▸ **Exercise directions**
When you write the records again, keep every line exactly as it was.

▸ **Task material**
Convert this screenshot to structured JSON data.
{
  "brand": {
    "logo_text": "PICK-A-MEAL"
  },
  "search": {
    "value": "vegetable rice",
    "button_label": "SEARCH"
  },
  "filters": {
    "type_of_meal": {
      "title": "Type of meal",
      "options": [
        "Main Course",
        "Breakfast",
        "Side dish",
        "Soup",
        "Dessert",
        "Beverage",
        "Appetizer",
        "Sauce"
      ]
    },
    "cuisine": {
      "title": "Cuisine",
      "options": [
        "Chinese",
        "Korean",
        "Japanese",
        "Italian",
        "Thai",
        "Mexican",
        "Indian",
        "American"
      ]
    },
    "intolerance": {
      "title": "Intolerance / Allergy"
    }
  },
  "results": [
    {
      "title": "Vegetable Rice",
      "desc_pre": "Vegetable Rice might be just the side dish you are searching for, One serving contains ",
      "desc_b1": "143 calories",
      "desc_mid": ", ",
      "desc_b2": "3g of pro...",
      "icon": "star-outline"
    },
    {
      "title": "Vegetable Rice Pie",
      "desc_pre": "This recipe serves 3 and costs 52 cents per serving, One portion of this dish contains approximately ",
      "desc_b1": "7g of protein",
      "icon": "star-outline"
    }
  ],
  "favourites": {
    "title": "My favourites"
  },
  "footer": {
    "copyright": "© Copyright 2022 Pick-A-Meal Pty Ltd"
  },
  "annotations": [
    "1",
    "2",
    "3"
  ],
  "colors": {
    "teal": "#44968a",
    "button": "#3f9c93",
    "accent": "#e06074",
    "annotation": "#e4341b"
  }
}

▸ **Written answer**
Convert this screenshot to structured JSON data.
{
  "brand": {
    "logo_text": "PICK-A-MEAL"
  },
  "search": {
    "value": "vegetable rice",
    "button_label": "SEARCH"
  },
  "filters": {
    "type_of_meal": {
      "title": "Type of meal",
      "options": [
        "Main Course",
        "Breakfast",
        "Side dish",
        "Soup",
        "Dessert",
        "Beverage",
        "Appetizer",
        "Sauce"
      ]
    },
    "cuisine": {
      "title": "Cuisine",
      "options": [
        "Chinese",
        "Korean",
        "Japanese",
        "Italian",
        "Thai",
        "Mexican",
        "Indian",
        "American"
      ]
    },
    "intolerance": {
      "title": "Intolerance / Allergy"
    }
  },
  "results": [
    {
      "title": "Vegetable Rice",
      "desc_pre": "Vegetable Rice might be just the side dish you are searching for, One serving contains ",
      "desc_b1": "143 calories",
      "desc_mid": ", ",
      "desc_b2": "3g of pro...",
      "icon": "star-outline"
    },
    {
      "title": "Vegetable Rice Pie",
      "desc_pre": "This recipe serves 3 and costs 52 cents per serving, One portion of this dish contains approximately ",
      "desc_b1": "7g of protein",
      "icon": "star-outline"
    }
  ],
  "favourites": {
    "title": "My favourites"
  },
  "footer": {
    "copyright": "© Copyright 2022 Pick-A-Meal Pty Ltd"
  },
  "annotations": [
    "1",
    "2",
    "3"
  ],
  "colors": {
    "teal": "#44968a",
    "button": "#3f9c93",
    "accent": "#e06074",
    "annotation": "#e4341b"
  }
}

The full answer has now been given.